Free Speech

Hobbes' Leviathan and Thousands of Others Were Off-Limits to Catholics

Leviathan was a challenge to the governing independence of the Holy See.


The Index Librorum Prohibitorum was a running list of books deemed heretical, blasphemous, or otherwise morally dangerous by the Roman Catholic Church. First published in the 16th century, the Index was ostensibly a response to the Reformation, but its scope went far beyond Protestant theology. More than 4,000 titles would eventually appear on the list, including such literary classics as John Milton's Paradise Lost and Victor Hugo's The Hunchback of Notre-Dame; scientific works by Nicolaus Copernicus and Charles Darwin; even The History of the Decline and Fall of the Roman Empire.

Political philosophy, too, sometimes made the ignominious cut: The complete works of Thomas Hobbes were added in 1649. Besides containing explicit attacks on various teachings and practices of "the Church of Rome," his Leviathan was a challenge to the governing independence of the Holy See. By defending an absolute (civil) sovereign with power to decide even religious matters, Hobbes ran up against the Church's insistence that it alone was Christendom's spiritual authority.

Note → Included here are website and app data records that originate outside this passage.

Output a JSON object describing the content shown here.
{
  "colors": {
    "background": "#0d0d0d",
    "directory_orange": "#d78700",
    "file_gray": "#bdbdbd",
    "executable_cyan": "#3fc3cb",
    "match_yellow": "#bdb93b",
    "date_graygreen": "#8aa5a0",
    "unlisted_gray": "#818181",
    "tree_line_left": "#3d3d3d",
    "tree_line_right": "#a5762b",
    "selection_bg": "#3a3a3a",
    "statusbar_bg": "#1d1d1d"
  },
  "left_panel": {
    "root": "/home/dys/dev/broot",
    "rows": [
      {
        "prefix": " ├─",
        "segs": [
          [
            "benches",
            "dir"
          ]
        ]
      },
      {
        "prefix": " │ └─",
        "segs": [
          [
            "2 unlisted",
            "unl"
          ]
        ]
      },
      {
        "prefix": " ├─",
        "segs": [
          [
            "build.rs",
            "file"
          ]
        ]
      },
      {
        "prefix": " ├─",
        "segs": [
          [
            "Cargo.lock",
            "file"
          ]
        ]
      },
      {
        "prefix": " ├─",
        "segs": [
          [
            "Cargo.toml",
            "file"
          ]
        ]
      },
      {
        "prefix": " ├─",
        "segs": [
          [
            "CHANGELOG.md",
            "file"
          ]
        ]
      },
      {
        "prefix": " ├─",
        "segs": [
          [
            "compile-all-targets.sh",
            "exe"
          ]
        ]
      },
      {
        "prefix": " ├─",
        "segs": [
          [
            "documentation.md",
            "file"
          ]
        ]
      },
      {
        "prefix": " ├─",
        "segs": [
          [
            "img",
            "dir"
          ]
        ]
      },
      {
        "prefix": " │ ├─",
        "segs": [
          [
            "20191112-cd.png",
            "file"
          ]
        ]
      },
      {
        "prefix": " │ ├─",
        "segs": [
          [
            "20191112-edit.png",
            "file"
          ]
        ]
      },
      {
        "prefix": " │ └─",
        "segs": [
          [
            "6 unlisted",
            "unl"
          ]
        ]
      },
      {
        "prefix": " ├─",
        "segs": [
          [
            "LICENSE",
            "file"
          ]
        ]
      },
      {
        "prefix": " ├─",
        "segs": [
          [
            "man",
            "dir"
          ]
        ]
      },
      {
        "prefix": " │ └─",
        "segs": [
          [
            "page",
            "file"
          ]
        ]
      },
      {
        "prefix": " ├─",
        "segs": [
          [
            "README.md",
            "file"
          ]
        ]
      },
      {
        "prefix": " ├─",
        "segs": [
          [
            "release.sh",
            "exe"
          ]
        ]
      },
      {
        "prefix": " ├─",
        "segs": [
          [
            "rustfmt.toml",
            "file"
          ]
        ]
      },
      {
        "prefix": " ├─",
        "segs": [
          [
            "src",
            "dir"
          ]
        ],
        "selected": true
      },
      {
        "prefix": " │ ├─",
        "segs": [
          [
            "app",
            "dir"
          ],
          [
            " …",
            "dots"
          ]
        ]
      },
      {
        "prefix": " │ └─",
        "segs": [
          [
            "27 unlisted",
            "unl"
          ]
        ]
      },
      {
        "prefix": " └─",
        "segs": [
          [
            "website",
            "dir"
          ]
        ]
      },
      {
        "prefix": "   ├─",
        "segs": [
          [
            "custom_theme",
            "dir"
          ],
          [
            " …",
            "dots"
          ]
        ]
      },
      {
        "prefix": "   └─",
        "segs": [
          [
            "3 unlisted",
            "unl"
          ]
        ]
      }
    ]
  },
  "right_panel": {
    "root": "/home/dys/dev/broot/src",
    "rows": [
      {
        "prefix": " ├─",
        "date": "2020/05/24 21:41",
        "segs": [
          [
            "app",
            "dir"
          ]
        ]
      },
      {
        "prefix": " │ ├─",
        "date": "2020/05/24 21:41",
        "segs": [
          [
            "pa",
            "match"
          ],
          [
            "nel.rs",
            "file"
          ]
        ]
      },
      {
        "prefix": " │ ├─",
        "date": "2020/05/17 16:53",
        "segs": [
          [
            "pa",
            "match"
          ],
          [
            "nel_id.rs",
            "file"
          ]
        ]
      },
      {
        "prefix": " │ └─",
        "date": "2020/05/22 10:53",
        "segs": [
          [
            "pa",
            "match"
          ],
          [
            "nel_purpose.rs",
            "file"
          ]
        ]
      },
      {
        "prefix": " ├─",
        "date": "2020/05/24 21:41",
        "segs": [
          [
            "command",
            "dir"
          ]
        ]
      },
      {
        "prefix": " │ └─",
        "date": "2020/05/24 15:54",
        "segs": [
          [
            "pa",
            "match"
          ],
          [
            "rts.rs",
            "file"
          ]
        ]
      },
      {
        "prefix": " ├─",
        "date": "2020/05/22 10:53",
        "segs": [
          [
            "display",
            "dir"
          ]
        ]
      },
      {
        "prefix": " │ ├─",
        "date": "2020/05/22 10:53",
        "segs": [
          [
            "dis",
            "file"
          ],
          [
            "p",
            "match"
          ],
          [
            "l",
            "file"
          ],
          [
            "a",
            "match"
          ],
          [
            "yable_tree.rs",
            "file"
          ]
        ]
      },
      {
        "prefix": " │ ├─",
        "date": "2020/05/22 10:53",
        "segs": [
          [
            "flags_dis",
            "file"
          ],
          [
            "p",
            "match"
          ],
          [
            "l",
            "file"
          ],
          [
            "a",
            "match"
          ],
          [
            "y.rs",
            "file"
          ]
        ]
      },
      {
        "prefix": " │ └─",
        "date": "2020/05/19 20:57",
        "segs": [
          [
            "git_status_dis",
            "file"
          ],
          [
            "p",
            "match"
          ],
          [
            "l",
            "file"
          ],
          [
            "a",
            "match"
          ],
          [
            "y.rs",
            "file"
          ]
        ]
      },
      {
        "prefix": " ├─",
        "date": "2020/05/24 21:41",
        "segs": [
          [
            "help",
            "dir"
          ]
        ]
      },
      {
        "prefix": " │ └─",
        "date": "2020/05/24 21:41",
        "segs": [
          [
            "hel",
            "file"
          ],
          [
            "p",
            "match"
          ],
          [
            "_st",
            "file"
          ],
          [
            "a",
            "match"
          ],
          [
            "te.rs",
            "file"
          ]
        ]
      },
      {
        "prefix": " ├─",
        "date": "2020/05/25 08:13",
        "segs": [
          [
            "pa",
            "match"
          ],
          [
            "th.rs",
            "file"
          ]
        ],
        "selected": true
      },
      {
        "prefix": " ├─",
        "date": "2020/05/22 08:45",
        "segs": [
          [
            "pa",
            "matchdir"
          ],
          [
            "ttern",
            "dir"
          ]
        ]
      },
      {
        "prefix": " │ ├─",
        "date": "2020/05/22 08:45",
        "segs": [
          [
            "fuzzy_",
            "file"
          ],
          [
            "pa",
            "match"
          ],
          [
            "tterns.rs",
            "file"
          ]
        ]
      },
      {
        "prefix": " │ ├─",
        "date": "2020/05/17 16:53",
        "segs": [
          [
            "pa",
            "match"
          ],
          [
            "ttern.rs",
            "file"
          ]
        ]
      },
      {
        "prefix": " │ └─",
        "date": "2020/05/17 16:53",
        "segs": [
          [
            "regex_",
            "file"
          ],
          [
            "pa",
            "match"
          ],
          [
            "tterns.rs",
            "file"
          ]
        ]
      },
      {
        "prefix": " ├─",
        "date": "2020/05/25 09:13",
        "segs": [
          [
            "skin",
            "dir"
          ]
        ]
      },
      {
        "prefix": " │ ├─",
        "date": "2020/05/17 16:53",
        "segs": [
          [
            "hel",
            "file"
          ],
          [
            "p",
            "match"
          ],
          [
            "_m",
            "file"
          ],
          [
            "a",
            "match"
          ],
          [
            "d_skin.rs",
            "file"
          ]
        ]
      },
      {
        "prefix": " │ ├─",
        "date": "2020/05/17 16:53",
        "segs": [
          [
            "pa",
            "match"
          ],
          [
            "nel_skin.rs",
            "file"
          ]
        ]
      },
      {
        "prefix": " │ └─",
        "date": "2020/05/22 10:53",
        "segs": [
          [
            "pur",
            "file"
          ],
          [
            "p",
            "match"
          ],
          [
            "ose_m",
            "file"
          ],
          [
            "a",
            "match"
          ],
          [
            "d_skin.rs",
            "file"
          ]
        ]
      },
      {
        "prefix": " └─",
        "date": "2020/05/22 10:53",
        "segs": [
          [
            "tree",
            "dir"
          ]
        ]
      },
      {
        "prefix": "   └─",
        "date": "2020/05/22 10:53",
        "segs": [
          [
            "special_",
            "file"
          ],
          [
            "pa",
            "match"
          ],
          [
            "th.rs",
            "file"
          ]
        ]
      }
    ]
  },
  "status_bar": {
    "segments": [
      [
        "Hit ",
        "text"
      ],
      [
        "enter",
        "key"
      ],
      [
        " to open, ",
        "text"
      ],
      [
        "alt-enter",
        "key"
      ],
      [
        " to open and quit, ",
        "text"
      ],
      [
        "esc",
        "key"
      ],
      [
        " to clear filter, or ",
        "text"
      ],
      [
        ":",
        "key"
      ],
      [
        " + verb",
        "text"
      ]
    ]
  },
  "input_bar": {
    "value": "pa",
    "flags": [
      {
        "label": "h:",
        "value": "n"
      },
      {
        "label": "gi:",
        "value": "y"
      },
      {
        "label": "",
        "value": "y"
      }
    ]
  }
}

The Holy See did not merely warn Catholics about doctrinally objectionable content, a service an ecclesiastical body might reasonably be expected to perform. For hundreds of years, with full force of canon law, it prohibited believers from reading or possessing works on the list, punishable by excommunication. (This is not to say the rule was always strictly enforced.)

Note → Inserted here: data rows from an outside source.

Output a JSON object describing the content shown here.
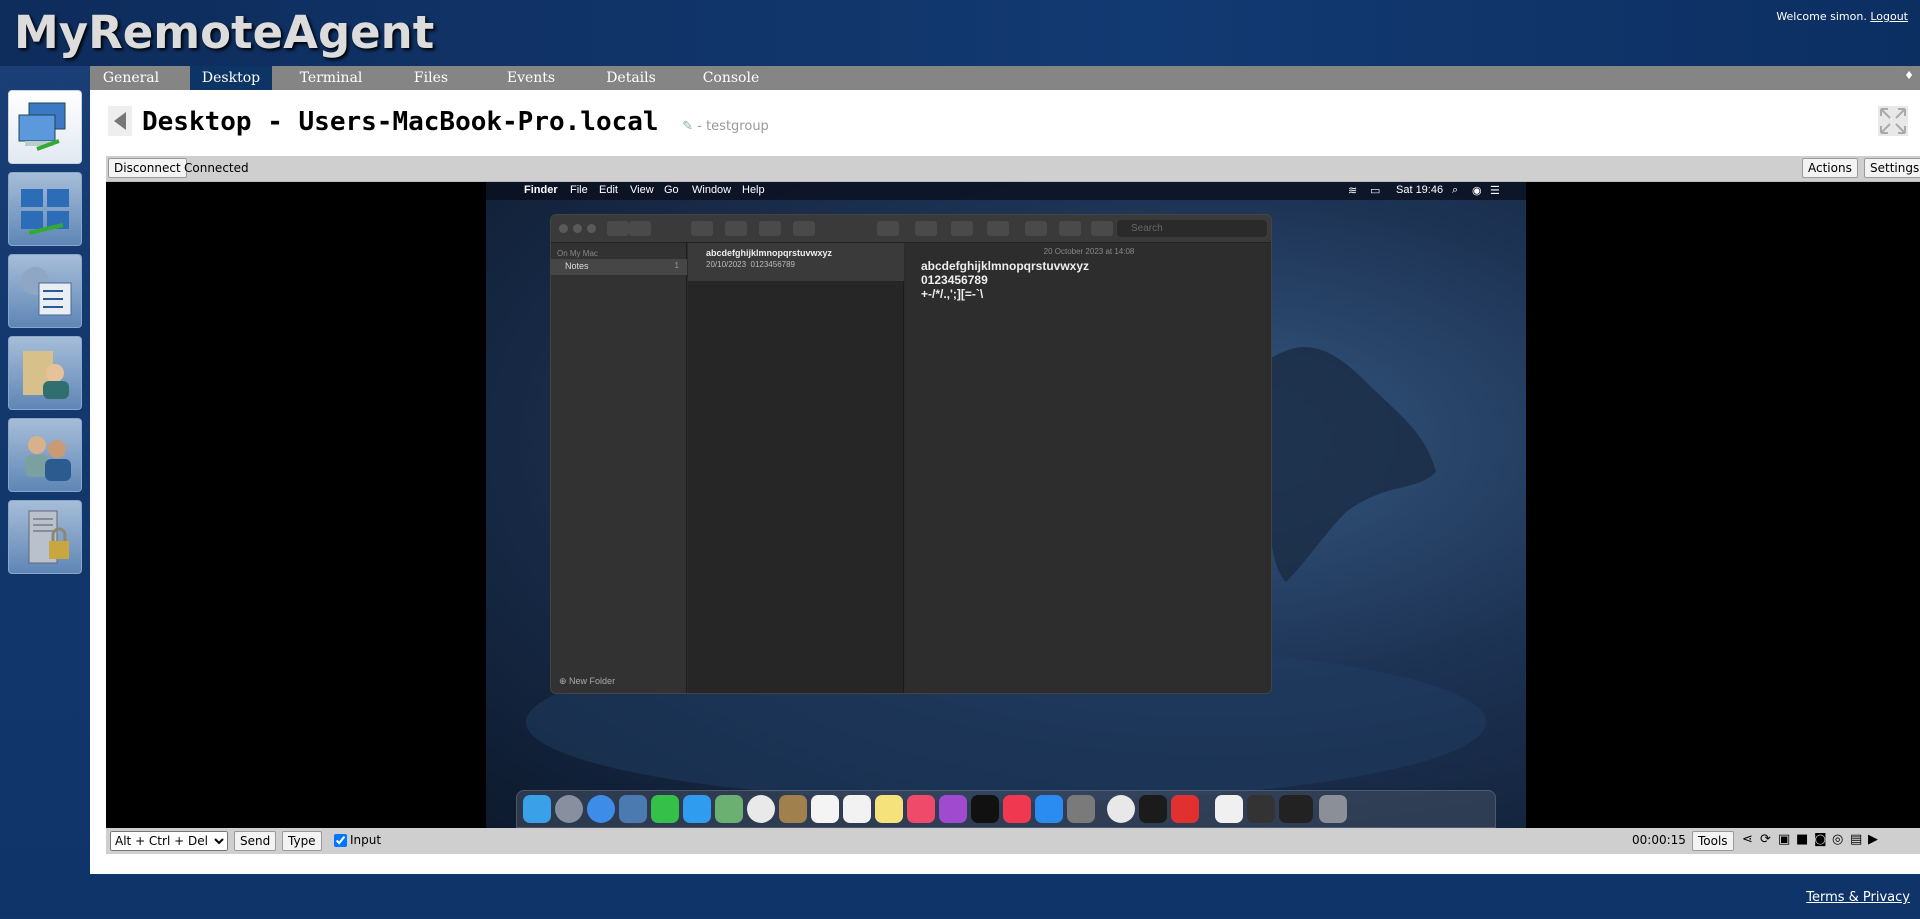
{
  "header": {
    "logo": "MyRemoteAgent",
    "welcome": "Welcome simon.",
    "logout": "Logout"
  },
  "tabs": [
    "General",
    "Desktop",
    "Terminal",
    "Files",
    "Events",
    "Details",
    "Console"
  ],
  "active_tab": "Desktop",
  "sidebar": {
    "items": [
      {
        "name": "my-devices-icon"
      },
      {
        "name": "my-server-icon"
      },
      {
        "name": "my-events-icon"
      },
      {
        "name": "my-files-icon"
      },
      {
        "name": "my-users-icon"
      },
      {
        "name": "server-security-icon"
      }
    ]
  },
  "page": {
    "title": "Desktop - Users-MacBook-Pro.local",
    "group": "- testgroup"
  },
  "toolbar": {
    "disconnect": "Disconnect",
    "status": "Connected",
    "actions": "Actions",
    "settings": "Settings..."
  },
  "remote": {
    "menubar": {
      "app": "Finder",
      "items": [
        "File",
        "Edit",
        "View",
        "Go",
        "Window",
        "Help"
      ],
      "clock": "Sat 19:46"
    },
    "notes": {
      "search_placeholder": "Search",
      "section": "On My Mac",
      "folder": "Notes",
      "folder_count": "1",
      "new_folder": "New Folder",
      "note_title": "abcdefghijklmnopqrstuvwxyz",
      "note_date": "20/10/2023",
      "note_preview": "0123456789",
      "body_date": "20 October 2023 at 14:08",
      "body_lines": [
        "abcdefghijklmnopqrstuvwxyz",
        "0123456789",
        "+-/*/.,';][=-`\\"
      ]
    }
  },
  "bottombar": {
    "key_combo": "Alt + Ctrl + Del",
    "send": "Send",
    "type": "Type",
    "input_label": "Input",
    "input_checked": true,
    "timer": "00:00:15",
    "tools": "Tools"
  },
  "footer": {
    "terms": "Terms & Privacy"
  },
  "colors": {
    "header_bg": "#123a72",
    "tab_bar": "#858585",
    "active_tab": "#0c3566"
  }
}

The fact that Hobbes' works were among those banned points to the problem of such a heavy-handed approach. Today, high school students in the United States and elsewhere study Leviathan alongside John Locke's Two Treatises of Government (which was not listed on the Index, though other Locke works were). It would be difficult to understand the origins of liberal democracy without a view of the social contract theory that so influenced America's Founding Fathers. To prohibit Catholics from engaging with the intellectual history that underpins the modern social order would be a true civic loss.

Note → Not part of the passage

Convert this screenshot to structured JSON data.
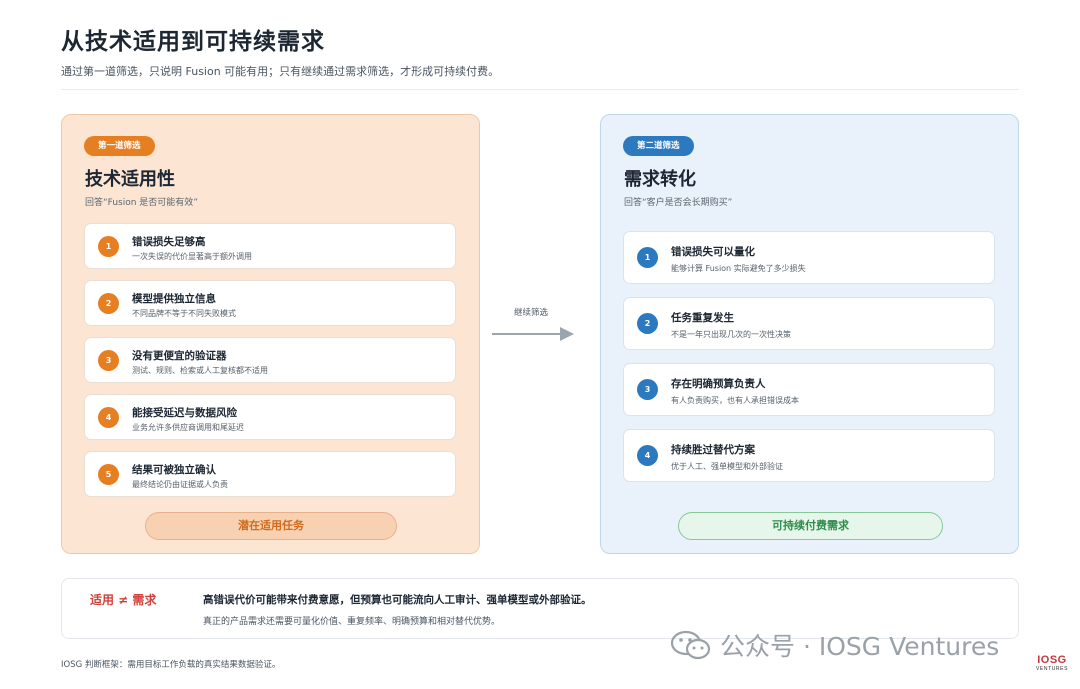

Happily, Pope Paul VI discontinued the Index in 1966. The Holy See still exhorts faithful Catholics "to be on their guard against written materials that can put faith and good conduct in danger," and the Church may still "reprove" works it considers heretical. But the list and its canonical penalties are no more.